Why are you the Gypsy?

It’s a name I came up with when I was fifteen. I resonated with the term at the time because I thought it truly depicted who I was: a nomadic, free-spirited girl. However, I was unaware that it was a slur, so I’m currently in the process of rebranding and changing my DJ name to my legal name. It’ll also be easier for my acting career, too.

How do you deal with stage fright (for both DJing and acting)?

With Prayer and meditation. I say the al-Fatiha – the first seven verses of the Qu’Ran – before any stressful situation. Afterward I sometimes recite various Islamic surrahs under my breath as a mantra to calm down. My mind races when I allow stress to take over and it often ruins my performances.

What piece of advice would you give younger girls who want to start DJing?

Don’t listen to anyone else’s opinion and do what makes you happy. You can create the world you want to live in: your vision just has to be clear and specific. Also, make sure that your interest is genuine. A lot of people become DJs as a default career, over-saturating the industry. If you want longevity, study the greats, practice your sets, make mixes, meet people, give looks and be unapologetically you. No one will get in the way of you and what you want unless you let them.

What’s your achilles’ heel?

I take on more tasks than I can handle at once. I am still in the process of learning how to simplify and plan properly.

Who do you look up to?

My family, my friends, Donald Glover, Pharrell, Beyoncé, Issa Rae, Kerry Washington, Viola Davis, Donna Summers, Patrice Rushen, and Diana Ross.

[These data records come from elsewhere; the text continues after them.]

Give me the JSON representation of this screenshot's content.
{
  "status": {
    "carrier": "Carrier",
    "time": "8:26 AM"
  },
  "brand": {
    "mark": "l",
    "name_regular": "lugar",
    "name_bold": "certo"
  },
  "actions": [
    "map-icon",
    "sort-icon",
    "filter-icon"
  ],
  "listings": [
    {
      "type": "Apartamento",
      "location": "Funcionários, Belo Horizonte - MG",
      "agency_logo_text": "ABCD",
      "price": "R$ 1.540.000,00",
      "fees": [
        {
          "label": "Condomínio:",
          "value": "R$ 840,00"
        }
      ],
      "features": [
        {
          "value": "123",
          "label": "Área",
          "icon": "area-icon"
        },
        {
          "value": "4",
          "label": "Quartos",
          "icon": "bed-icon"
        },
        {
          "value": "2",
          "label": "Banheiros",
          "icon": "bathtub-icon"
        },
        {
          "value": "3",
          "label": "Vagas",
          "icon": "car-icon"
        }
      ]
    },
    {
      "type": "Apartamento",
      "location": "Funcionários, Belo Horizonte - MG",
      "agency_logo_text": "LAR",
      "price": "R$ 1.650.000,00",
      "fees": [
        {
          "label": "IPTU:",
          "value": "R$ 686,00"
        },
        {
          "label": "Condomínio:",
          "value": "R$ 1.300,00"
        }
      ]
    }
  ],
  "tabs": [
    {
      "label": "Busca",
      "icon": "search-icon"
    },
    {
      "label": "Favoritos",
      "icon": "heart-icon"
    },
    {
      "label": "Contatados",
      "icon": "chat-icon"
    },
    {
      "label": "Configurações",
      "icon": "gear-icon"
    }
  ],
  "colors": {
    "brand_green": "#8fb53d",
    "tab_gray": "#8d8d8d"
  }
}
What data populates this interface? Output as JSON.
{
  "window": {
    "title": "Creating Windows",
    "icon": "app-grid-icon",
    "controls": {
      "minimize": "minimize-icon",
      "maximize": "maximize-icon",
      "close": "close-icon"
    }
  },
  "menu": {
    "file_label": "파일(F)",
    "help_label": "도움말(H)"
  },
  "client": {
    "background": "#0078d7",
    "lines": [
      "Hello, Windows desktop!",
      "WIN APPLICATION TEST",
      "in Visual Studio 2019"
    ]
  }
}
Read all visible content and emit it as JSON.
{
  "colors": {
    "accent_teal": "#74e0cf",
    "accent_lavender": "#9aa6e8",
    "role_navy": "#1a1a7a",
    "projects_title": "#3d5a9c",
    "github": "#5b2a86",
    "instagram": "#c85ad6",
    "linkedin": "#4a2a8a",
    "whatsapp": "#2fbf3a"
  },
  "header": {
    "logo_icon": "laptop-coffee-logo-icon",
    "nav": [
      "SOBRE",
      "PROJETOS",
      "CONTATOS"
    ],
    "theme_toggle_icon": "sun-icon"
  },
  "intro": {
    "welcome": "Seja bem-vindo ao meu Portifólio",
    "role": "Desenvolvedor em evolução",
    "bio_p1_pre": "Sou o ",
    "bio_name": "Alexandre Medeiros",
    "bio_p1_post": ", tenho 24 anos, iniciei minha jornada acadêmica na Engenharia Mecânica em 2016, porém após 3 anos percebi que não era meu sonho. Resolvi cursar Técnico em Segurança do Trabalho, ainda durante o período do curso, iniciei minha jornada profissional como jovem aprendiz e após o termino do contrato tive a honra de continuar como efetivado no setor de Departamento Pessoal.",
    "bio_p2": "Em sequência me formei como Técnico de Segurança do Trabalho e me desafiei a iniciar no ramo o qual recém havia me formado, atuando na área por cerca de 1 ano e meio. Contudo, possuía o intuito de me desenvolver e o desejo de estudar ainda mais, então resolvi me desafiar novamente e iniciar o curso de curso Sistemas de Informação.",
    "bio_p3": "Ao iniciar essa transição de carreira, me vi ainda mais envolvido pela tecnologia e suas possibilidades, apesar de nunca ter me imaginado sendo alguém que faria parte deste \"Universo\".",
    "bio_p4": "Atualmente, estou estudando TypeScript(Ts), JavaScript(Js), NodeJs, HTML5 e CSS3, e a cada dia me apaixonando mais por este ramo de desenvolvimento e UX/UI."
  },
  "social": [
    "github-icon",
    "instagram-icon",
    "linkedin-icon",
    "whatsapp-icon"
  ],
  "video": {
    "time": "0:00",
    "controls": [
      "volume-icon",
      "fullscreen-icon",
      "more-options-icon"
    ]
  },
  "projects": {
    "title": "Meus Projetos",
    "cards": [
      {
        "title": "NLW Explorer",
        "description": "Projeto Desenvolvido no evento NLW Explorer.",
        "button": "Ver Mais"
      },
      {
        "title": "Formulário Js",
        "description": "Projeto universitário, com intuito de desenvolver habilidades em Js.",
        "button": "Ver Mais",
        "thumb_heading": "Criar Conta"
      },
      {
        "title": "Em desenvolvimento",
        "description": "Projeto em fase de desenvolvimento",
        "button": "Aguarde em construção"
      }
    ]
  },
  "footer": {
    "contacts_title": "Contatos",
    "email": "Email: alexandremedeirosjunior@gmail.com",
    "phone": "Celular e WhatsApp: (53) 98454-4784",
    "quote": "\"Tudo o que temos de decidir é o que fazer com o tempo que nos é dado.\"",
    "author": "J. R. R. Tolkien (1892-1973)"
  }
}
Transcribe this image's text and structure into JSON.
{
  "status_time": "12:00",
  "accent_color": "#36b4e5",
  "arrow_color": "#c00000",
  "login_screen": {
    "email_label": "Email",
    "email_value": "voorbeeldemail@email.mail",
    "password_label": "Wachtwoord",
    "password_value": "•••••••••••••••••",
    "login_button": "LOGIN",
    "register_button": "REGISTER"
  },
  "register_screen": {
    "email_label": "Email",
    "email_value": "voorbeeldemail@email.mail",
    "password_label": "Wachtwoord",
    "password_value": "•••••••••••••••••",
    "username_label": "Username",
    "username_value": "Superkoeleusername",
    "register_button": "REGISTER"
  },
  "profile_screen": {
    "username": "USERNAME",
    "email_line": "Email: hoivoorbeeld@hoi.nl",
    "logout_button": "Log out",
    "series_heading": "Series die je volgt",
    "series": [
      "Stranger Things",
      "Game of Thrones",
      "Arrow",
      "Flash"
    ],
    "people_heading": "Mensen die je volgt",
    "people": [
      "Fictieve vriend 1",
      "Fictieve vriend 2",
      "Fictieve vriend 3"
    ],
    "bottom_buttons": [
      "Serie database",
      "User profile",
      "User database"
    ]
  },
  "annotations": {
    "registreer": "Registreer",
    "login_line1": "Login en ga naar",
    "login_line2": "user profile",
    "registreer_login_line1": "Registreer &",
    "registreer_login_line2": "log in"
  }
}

How would you describe your music in three words?

For music lovers.

Thanks, Dylan!